▸ PROBLEM STATEMENT: The answer must consist of every line below that holds the word "screenshot".

▸ SOURCE DATA:
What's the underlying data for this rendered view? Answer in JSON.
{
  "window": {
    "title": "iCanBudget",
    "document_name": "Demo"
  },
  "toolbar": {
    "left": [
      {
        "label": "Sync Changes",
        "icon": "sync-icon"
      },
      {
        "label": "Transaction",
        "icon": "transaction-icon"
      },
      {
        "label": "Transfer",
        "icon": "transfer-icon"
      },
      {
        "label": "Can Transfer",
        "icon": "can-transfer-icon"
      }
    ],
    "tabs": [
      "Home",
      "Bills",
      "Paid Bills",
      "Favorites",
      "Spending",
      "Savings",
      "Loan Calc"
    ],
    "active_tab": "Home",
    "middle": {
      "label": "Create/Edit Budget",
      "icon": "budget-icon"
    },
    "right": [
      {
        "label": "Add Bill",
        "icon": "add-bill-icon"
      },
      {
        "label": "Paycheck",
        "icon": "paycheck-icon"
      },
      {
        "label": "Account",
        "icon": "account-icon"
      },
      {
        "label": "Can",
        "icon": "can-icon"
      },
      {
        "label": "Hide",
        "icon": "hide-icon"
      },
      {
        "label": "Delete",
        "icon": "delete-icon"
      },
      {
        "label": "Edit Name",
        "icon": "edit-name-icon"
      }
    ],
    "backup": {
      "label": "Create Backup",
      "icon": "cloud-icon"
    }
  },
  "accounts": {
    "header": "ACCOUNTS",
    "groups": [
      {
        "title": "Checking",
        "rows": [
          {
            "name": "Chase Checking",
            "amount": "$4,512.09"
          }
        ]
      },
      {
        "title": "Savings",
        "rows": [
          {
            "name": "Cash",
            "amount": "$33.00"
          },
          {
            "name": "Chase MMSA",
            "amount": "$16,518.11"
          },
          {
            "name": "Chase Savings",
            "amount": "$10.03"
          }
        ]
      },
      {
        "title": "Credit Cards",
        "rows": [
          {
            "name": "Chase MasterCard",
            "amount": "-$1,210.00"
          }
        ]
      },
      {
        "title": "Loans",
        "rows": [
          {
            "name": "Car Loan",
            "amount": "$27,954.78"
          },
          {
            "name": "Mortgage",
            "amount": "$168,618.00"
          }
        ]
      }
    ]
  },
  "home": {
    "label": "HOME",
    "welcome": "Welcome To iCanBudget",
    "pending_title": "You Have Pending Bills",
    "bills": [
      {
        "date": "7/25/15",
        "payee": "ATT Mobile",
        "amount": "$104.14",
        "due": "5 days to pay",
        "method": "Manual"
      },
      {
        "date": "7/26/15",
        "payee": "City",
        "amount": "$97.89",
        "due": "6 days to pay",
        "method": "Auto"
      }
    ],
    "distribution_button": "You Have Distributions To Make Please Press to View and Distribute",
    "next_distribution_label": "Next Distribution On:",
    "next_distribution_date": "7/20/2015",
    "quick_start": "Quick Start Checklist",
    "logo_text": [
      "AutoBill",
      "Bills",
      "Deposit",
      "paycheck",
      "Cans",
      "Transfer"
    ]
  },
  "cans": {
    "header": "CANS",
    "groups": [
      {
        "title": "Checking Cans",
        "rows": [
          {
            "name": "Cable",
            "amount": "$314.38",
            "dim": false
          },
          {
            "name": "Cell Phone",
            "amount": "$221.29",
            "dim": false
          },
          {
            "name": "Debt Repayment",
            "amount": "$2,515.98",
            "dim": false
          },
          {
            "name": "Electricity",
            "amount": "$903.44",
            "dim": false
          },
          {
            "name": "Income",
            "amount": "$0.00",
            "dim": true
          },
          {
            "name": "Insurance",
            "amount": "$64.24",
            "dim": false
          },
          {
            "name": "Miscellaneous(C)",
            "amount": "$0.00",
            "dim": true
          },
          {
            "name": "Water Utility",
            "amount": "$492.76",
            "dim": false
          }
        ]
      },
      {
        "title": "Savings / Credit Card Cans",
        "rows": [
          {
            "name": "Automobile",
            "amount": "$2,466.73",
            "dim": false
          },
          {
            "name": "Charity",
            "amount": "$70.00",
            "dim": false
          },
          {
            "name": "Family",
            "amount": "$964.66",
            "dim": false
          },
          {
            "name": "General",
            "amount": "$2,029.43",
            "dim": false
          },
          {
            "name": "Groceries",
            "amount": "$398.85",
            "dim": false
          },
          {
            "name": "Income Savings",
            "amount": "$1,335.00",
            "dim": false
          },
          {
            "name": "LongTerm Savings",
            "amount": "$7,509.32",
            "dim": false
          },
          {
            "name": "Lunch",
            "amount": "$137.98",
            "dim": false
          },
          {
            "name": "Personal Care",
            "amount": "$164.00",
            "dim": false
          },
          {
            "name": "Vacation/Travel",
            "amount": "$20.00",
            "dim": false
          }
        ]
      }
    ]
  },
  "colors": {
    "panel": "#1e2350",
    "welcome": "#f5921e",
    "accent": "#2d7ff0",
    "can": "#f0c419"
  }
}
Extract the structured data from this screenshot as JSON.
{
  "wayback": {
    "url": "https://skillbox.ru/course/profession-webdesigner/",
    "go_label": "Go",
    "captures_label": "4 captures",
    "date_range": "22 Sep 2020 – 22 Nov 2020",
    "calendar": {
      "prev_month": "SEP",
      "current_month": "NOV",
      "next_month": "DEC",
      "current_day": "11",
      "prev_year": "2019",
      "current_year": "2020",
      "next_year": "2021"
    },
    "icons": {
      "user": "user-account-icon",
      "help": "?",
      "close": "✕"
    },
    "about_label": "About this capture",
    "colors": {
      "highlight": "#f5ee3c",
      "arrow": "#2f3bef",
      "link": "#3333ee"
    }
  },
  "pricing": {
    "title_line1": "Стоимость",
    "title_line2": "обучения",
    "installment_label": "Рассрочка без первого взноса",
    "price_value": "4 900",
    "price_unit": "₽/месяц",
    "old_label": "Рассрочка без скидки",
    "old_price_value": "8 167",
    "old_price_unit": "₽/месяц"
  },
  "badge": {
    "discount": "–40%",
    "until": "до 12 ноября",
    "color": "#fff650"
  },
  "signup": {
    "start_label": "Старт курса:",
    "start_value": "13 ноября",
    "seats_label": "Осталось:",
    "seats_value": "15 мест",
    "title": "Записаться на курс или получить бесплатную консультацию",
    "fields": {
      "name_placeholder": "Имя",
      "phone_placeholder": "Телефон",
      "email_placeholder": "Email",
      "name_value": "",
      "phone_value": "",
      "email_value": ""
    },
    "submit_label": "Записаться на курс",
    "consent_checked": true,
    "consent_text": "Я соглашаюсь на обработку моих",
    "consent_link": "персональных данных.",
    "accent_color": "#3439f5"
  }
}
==
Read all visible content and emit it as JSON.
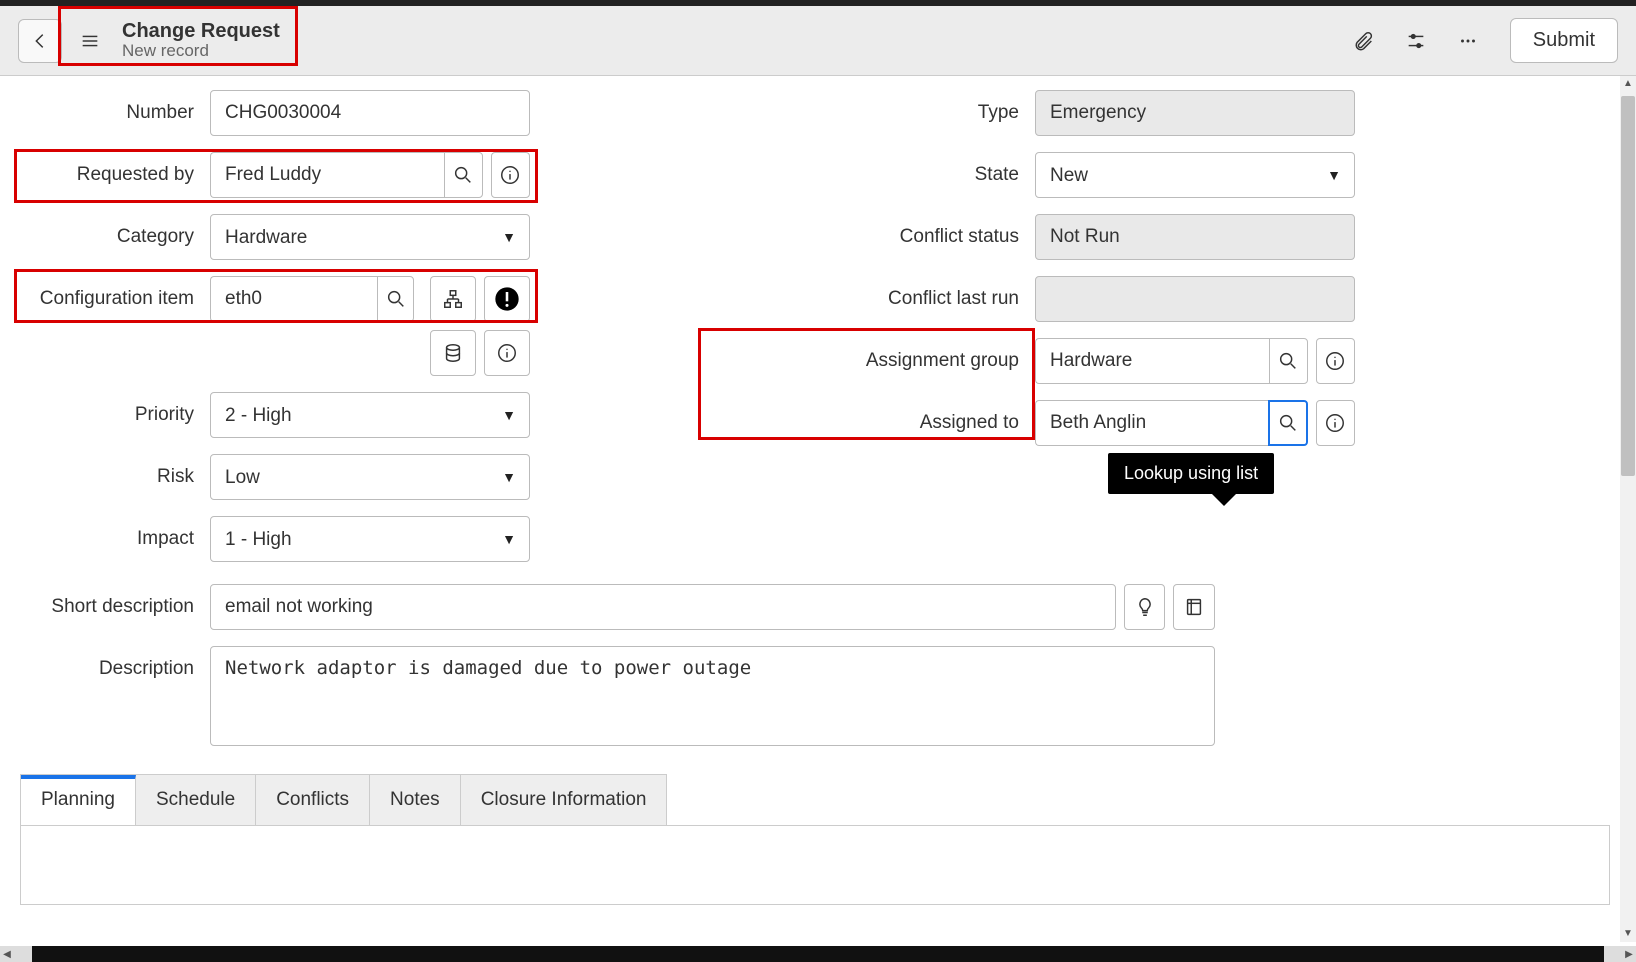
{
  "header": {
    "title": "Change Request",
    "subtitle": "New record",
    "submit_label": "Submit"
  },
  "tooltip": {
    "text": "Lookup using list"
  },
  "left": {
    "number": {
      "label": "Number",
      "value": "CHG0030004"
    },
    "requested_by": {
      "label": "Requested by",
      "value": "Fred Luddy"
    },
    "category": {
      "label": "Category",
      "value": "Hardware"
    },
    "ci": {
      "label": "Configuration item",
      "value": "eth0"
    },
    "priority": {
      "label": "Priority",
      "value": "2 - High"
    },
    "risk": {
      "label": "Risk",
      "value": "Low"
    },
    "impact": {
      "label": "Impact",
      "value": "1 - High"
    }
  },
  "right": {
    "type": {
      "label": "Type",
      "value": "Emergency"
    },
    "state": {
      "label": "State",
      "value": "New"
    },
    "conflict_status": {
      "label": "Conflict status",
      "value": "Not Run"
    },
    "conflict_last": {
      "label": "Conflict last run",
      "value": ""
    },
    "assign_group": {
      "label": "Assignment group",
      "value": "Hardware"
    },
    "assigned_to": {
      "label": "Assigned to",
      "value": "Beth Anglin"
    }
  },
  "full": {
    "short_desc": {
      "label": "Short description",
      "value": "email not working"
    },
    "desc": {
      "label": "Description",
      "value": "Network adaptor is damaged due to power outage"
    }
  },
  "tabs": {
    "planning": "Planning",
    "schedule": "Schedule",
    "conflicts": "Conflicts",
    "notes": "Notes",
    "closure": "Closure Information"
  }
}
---
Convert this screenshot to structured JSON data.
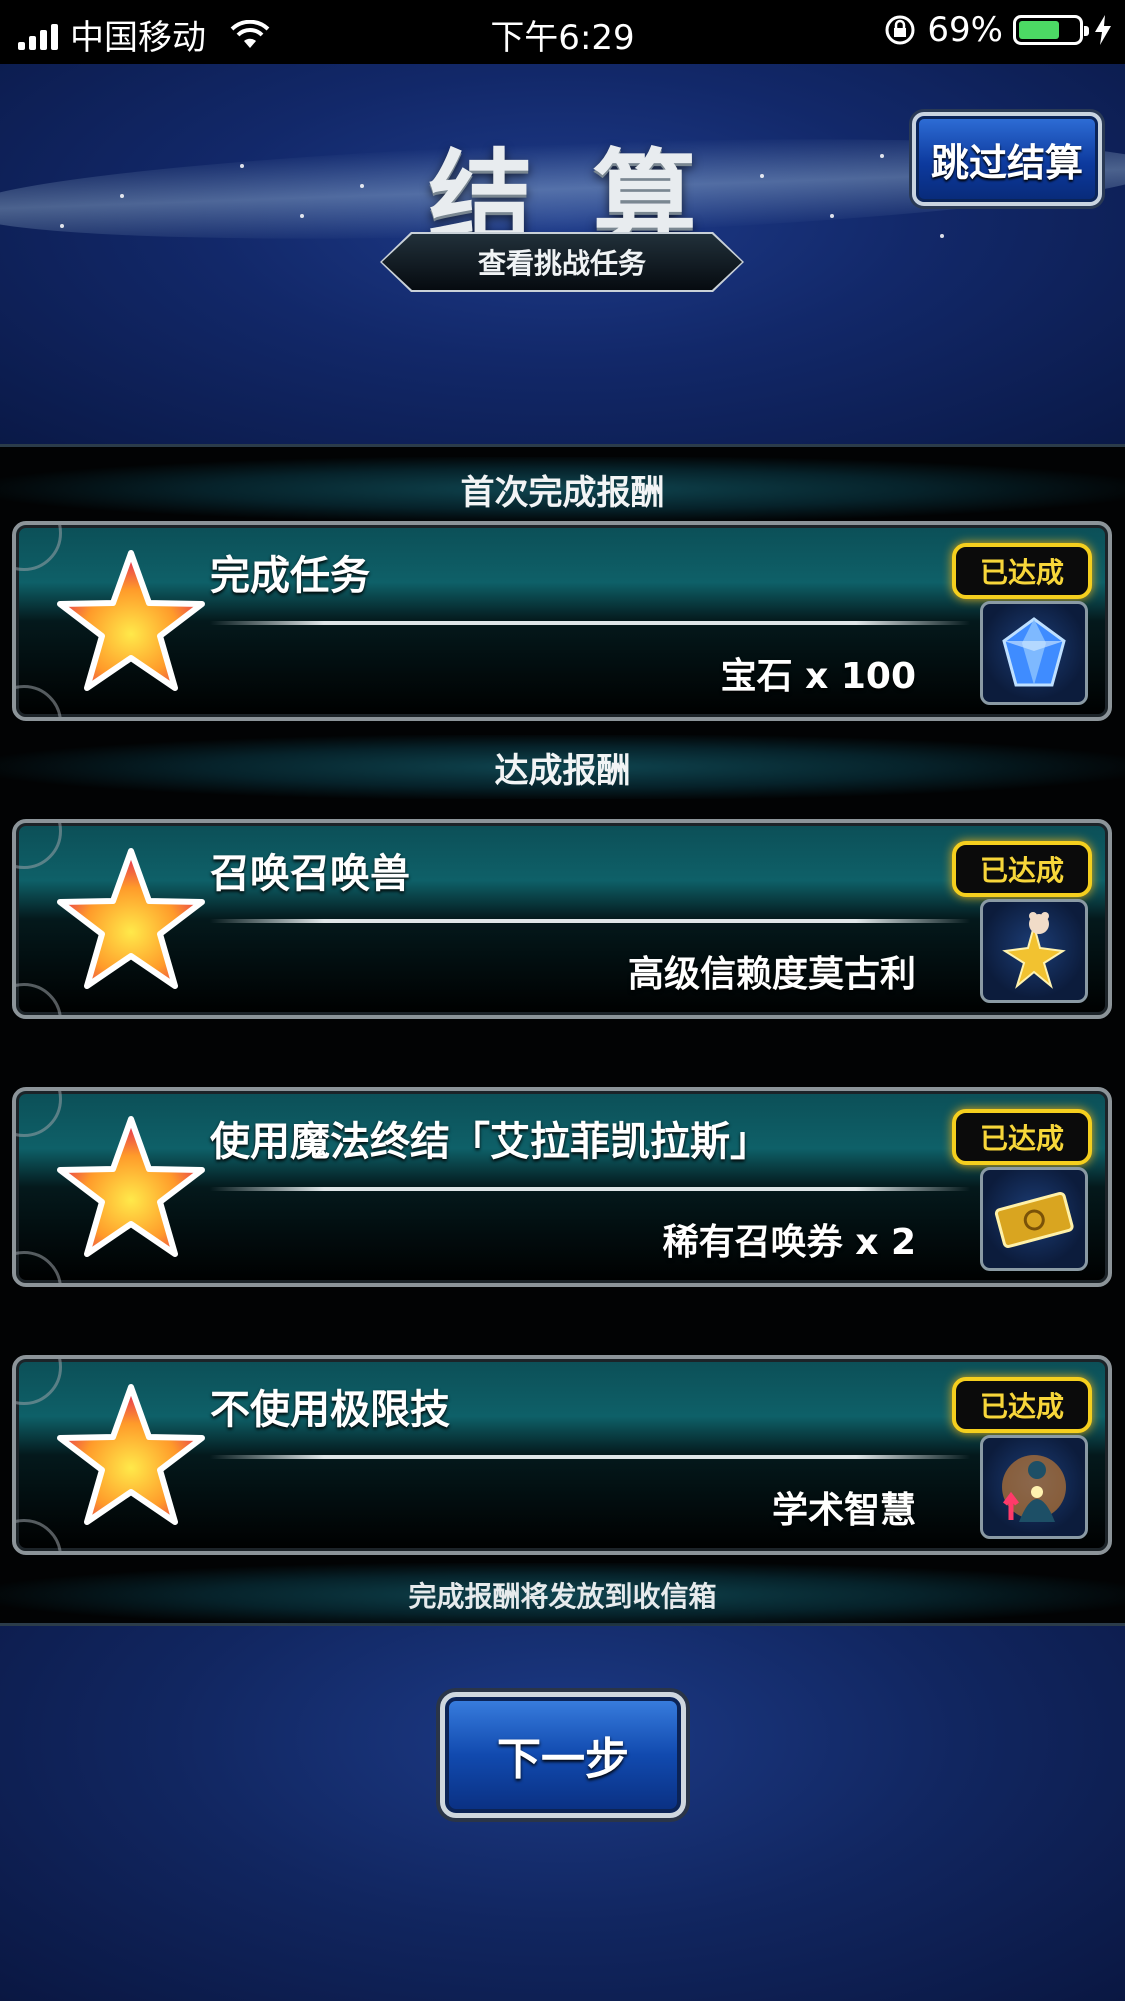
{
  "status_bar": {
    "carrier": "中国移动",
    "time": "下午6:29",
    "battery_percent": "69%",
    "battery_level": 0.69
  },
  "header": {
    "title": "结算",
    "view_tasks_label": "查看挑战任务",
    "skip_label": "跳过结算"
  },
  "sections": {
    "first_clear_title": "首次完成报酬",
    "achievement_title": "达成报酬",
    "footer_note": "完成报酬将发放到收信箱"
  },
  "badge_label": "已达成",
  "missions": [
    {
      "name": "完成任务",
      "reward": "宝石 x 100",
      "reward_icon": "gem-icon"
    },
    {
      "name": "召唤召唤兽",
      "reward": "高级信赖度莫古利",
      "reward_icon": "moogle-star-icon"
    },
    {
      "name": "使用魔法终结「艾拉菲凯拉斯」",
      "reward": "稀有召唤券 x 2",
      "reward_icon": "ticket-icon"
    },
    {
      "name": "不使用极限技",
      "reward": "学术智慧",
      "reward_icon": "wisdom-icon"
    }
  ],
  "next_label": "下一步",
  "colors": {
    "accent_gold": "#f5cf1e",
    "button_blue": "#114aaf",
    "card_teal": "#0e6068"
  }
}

▸ THE COMPLETED TASK:
Extract the structured data from this screenshot as JSON.
Convert this screenshot to structured JSON data.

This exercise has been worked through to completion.